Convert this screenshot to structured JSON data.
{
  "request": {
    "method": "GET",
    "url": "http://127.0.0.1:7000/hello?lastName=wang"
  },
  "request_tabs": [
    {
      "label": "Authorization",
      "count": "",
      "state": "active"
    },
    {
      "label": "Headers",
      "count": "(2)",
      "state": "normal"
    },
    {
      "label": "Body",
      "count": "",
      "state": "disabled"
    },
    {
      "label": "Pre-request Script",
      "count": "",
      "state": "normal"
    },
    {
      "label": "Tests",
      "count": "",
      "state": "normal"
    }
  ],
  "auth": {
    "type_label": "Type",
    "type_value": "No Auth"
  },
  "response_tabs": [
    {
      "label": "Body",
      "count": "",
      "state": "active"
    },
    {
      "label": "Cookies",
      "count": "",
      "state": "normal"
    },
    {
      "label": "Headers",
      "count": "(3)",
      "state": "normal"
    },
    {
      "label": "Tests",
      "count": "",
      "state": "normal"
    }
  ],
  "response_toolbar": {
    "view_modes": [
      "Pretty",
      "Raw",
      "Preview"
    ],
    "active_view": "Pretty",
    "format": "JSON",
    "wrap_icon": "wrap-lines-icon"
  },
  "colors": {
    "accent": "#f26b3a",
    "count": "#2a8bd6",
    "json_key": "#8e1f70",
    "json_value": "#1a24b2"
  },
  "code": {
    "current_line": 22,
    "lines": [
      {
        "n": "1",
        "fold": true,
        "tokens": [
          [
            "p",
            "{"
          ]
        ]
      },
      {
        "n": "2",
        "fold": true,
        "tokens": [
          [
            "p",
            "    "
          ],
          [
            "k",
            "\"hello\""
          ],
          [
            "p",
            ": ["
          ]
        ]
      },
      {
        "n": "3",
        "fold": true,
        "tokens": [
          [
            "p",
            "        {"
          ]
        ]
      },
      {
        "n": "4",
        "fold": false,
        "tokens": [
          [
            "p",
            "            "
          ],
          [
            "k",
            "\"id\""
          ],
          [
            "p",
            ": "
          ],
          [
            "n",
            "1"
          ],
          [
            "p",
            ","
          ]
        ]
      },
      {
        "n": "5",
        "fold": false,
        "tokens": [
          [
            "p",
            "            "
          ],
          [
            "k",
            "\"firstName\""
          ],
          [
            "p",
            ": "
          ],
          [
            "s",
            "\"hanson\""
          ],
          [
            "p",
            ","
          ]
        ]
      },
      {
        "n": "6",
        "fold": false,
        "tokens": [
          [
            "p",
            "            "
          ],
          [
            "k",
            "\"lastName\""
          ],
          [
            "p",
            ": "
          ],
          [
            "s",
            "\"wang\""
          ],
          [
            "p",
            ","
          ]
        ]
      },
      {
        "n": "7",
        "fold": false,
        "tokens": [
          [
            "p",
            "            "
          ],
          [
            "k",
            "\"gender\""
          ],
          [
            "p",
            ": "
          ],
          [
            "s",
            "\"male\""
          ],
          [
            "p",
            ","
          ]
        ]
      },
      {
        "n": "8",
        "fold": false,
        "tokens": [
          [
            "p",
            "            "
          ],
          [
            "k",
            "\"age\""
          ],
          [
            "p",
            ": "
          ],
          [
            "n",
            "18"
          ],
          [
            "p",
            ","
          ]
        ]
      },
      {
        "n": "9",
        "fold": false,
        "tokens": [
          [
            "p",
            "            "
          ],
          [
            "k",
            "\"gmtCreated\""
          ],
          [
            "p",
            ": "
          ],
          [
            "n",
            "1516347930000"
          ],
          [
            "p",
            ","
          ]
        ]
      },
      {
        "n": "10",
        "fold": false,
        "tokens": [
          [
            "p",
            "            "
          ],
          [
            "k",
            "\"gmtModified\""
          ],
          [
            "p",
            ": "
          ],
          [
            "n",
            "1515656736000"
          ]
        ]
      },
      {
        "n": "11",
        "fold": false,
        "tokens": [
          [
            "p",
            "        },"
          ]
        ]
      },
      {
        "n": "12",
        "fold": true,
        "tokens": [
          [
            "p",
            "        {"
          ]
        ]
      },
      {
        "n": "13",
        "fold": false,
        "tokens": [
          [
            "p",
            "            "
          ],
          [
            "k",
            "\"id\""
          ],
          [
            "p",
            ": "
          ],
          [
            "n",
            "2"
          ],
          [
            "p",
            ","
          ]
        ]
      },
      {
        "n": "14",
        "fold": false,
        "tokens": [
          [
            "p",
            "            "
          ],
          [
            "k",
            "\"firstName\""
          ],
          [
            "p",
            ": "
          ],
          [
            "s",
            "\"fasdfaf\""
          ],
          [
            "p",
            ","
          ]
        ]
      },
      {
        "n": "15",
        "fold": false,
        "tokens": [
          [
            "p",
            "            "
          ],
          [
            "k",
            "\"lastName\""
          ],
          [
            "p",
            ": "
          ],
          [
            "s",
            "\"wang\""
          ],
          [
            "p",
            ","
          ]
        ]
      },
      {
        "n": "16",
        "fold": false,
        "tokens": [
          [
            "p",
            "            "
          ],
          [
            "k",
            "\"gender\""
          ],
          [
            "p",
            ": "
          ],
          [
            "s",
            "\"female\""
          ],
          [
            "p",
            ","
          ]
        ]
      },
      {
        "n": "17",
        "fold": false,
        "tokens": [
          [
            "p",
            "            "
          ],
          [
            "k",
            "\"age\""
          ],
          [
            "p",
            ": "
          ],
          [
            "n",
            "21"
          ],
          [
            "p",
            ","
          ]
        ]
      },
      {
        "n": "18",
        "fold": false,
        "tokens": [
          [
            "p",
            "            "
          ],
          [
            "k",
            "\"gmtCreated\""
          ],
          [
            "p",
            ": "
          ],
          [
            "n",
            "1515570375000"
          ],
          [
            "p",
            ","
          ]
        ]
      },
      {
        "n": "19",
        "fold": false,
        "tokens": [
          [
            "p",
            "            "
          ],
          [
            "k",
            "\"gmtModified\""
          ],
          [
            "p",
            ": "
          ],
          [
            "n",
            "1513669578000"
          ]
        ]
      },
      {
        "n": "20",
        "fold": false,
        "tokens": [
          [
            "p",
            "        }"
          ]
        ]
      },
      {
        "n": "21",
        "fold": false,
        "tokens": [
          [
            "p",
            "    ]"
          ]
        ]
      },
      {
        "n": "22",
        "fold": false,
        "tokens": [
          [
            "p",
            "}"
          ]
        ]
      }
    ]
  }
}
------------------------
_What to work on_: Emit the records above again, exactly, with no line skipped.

_Answer box_:
Convert this screenshot to structured JSON data.
{
  "request": {
    "method": "GET",
    "url": "http://127.0.0.1:7000/hello?lastName=wang"
  },
  "request_tabs": [
    {
      "label": "Authorization",
      "count": "",
      "state": "active"
    },
    {
      "label": "Headers",
      "count": "(2)",
      "state": "normal"
    },
    {
      "label": "Body",
      "count": "",
      "state": "disabled"
    },
    {
      "label": "Pre-request Script",
      "count": "",
      "state": "normal"
    },
    {
      "label": "Tests",
      "count": "",
      "state": "normal"
    }
  ],
  "auth": {
    "type_label": "Type",
    "type_value": "No Auth"
  },
  "response_tabs": [
    {
      "label": "Body",
      "count": "",
      "state": "active"
    },
    {
      "label": "Cookies",
      "count": "",
      "state": "normal"
    },
    {
      "label": "Headers",
      "count": "(3)",
      "state": "normal"
    },
    {
      "label": "Tests",
      "count": "",
      "state": "normal"
    }
  ],
  "response_toolbar": {
    "view_modes": [
      "Pretty",
      "Raw",
      "Preview"
    ],
    "active_view": "Pretty",
    "format": "JSON",
    "wrap_icon": "wrap-lines-icon"
  },
  "colors": {
    "accent": "#f26b3a",
    "count": "#2a8bd6",
    "json_key": "#8e1f70",
    "json_value": "#1a24b2"
  },
  "code": {
    "current_line": 22,
    "lines": [
      {
        "n": "1",
        "fold": true,
        "tokens": [
          [
            "p",
            "{"
          ]
        ]
      },
      {
        "n": "2",
        "fold": true,
        "tokens": [
          [
            "p",
            "    "
          ],
          [
            "k",
            "\"hello\""
          ],
          [
            "p",
            ": ["
          ]
        ]
      },
      {
        "n": "3",
        "fold": true,
        "tokens": [
          [
            "p",
            "        {"
          ]
        ]
      },
      {
        "n": "4",
        "fold": false,
        "tokens": [
          [
            "p",
            "            "
          ],
          [
            "k",
            "\"id\""
          ],
          [
            "p",
            ": "
          ],
          [
            "n",
            "1"
          ],
          [
            "p",
            ","
          ]
        ]
      },
      {
        "n": "5",
        "fold": false,
        "tokens": [
          [
            "p",
            "            "
          ],
          [
            "k",
            "\"firstName\""
          ],
          [
            "p",
            ": "
          ],
          [
            "s",
            "\"hanson\""
          ],
          [
            "p",
            ","
          ]
        ]
      },
      {
        "n": "6",
        "fold": false,
        "tokens": [
          [
            "p",
            "            "
          ],
          [
            "k",
            "\"lastName\""
          ],
          [
            "p",
            ": "
          ],
          [
            "s",
            "\"wang\""
          ],
          [
            "p",
            ","
          ]
        ]
      },
      {
        "n": "7",
        "fold": false,
        "tokens": [
          [
            "p",
            "            "
          ],
          [
            "k",
            "\"gender\""
          ],
          [
            "p",
            ": "
          ],
          [
            "s",
            "\"male\""
          ],
          [
            "p",
            ","
          ]
        ]
      },
      {
        "n": "8",
        "fold": false,
        "tokens": [
          [
            "p",
            "            "
          ],
          [
            "k",
            "\"age\""
          ],
          [
            "p",
            ": "
          ],
          [
            "n",
            "18"
          ],
          [
            "p",
            ","
          ]
        ]
      },
      {
        "n": "9",
        "fold": false,
        "tokens": [
          [
            "p",
            "            "
          ],
          [
            "k",
            "\"gmtCreated\""
          ],
          [
            "p",
            ": "
          ],
          [
            "n",
            "1516347930000"
          ],
          [
            "p",
            ","
          ]
        ]
      },
      {
        "n": "10",
        "fold": false,
        "tokens": [
          [
            "p",
            "            "
          ],
          [
            "k",
            "\"gmtModified\""
          ],
          [
            "p",
            ": "
          ],
          [
            "n",
            "1515656736000"
          ]
        ]
      },
      {
        "n": "11",
        "fold": false,
        "tokens": [
          [
            "p",
            "        },"
          ]
        ]
      },
      {
        "n": "12",
        "fold": true,
        "tokens": [
          [
            "p",
            "        {"
          ]
        ]
      },
      {
        "n": "13",
        "fold": false,
        "tokens": [
          [
            "p",
            "            "
          ],
          [
            "k",
            "\"id\""
          ],
          [
            "p",
            ": "
          ],
          [
            "n",
            "2"
          ],
          [
            "p",
            ","
          ]
        ]
      },
      {
        "n": "14",
        "fold": false,
        "tokens": [
          [
            "p",
            "            "
          ],
          [
            "k",
            "\"firstName\""
          ],
          [
            "p",
            ": "
          ],
          [
            "s",
            "\"fasdfaf\""
          ],
          [
            "p",
            ","
          ]
        ]
      },
      {
        "n": "15",
        "fold": false,
        "tokens": [
          [
            "p",
            "            "
          ],
          [
            "k",
            "\"lastName\""
          ],
          [
            "p",
            ": "
          ],
          [
            "s",
            "\"wang\""
          ],
          [
            "p",
            ","
          ]
        ]
      },
      {
        "n": "16",
        "fold": false,
        "tokens": [
          [
            "p",
            "            "
          ],
          [
            "k",
            "\"gender\""
          ],
          [
            "p",
            ": "
          ],
          [
            "s",
            "\"female\""
          ],
          [
            "p",
            ","
          ]
        ]
      },
      {
        "n": "17",
        "fold": false,
        "tokens": [
          [
            "p",
            "            "
          ],
          [
            "k",
            "\"age\""
          ],
          [
            "p",
            ": "
          ],
          [
            "n",
            "21"
          ],
          [
            "p",
            ","
          ]
        ]
      },
      {
        "n": "18",
        "fold": false,
        "tokens": [
          [
            "p",
            "            "
          ],
          [
            "k",
            "\"gmtCreated\""
          ],
          [
            "p",
            ": "
          ],
          [
            "n",
            "1515570375000"
          ],
          [
            "p",
            ","
          ]
        ]
      },
      {
        "n": "19",
        "fold": false,
        "tokens": [
          [
            "p",
            "            "
          ],
          [
            "k",
            "\"gmtModified\""
          ],
          [
            "p",
            ": "
          ],
          [
            "n",
            "1513669578000"
          ]
        ]
      },
      {
        "n": "20",
        "fold": false,
        "tokens": [
          [
            "p",
            "        }"
          ]
        ]
      },
      {
        "n": "21",
        "fold": false,
        "tokens": [
          [
            "p",
            "    ]"
          ]
        ]
      },
      {
        "n": "22",
        "fold": false,
        "tokens": [
          [
            "p",
            "}"
          ]
        ]
      }
    ]
  }
}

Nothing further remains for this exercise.